Recorded data
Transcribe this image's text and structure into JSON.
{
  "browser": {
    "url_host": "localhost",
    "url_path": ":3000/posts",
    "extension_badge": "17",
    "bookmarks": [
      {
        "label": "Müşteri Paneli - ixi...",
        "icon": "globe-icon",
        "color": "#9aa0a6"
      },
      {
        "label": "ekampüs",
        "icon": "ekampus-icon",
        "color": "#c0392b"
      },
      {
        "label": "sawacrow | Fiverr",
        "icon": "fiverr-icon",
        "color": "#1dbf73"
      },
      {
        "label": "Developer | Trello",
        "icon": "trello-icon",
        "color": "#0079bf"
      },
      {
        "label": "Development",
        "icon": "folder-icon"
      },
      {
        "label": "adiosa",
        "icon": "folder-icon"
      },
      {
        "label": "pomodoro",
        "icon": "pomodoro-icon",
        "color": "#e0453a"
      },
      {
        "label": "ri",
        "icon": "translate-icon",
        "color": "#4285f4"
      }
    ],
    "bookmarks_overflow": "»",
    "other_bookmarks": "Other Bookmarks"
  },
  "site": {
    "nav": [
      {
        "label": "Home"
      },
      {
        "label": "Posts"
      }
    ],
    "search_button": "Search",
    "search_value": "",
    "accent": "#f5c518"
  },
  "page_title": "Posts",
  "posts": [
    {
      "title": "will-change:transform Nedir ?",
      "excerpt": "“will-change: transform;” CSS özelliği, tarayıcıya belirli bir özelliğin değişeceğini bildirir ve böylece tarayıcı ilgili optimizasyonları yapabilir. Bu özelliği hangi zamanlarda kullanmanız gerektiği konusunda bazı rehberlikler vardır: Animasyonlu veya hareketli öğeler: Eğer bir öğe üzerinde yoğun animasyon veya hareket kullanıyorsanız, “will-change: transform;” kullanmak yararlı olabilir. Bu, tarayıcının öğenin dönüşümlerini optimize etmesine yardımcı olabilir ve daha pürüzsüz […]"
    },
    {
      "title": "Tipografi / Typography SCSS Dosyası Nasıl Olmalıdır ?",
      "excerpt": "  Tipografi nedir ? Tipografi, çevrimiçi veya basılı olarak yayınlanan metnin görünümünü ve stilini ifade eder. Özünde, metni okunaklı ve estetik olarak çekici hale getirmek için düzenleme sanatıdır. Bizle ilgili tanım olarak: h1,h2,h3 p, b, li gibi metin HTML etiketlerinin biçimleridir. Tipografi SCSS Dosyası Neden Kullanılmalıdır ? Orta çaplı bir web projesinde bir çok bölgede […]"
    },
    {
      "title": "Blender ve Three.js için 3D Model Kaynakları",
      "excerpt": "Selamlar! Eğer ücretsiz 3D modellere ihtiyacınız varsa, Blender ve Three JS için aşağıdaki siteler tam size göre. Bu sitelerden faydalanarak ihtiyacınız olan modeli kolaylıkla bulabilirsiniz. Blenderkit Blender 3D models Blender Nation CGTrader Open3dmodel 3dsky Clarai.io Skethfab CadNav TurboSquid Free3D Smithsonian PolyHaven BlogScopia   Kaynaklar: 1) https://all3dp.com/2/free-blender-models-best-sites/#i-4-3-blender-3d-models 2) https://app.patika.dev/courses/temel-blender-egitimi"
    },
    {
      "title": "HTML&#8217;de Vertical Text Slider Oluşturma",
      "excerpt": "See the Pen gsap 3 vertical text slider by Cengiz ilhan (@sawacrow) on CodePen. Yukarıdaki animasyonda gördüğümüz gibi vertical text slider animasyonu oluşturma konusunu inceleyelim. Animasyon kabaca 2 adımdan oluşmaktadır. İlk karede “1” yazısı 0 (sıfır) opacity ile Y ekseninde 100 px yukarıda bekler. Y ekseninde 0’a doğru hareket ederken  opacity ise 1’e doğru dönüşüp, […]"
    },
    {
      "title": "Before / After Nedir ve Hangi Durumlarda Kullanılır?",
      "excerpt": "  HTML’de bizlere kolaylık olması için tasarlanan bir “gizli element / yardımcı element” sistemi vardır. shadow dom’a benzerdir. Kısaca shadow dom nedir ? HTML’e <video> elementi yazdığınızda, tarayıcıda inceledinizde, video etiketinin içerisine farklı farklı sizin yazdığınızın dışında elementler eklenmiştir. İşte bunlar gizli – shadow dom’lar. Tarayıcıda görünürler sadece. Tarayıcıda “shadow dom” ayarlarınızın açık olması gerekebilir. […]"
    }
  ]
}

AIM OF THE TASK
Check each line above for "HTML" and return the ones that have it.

TASK ANSWER
      "excerpt": "  Tipografi nedir ? Tipografi, çevrimiçi veya basılı olarak yayınlanan metnin görünümünü ve stilini ifade eder. Özünde, metni okunaklı ve estetik olarak çekici hale getirmek için düzenleme sanatıdır. Bizle ilgili tanım olarak: h1,h2,h3 p, b, li gibi metin HTML etiketlerinin biçimleridir. Tipografi SCSS Dosyası Neden Kullanılmalıdır ? Orta çaplı bir web projesinde bir çok bölgede […]"
      "title": "HTML&#8217;de Vertical Text Slider Oluşturma",
      "excerpt": "  HTML’de bizlere kolaylık olması için tasarlanan bir “gizli element / yardımcı element” sistemi vardır. shadow dom’a benzerdir. Kısaca shadow dom nedir ? HTML’e <video> elementi yazdığınızda, tarayıcıda inceledinizde, video etiketinin içerisine farklı farklı sizin yazdığınızın dışında elementler eklenmiştir. İşte bunlar gizli – shadow dom’lar. Tarayıcıda görünürler sadece. Tarayıcıda “shadow dom” ayarlarınızın açık olması gerekebilir. […]"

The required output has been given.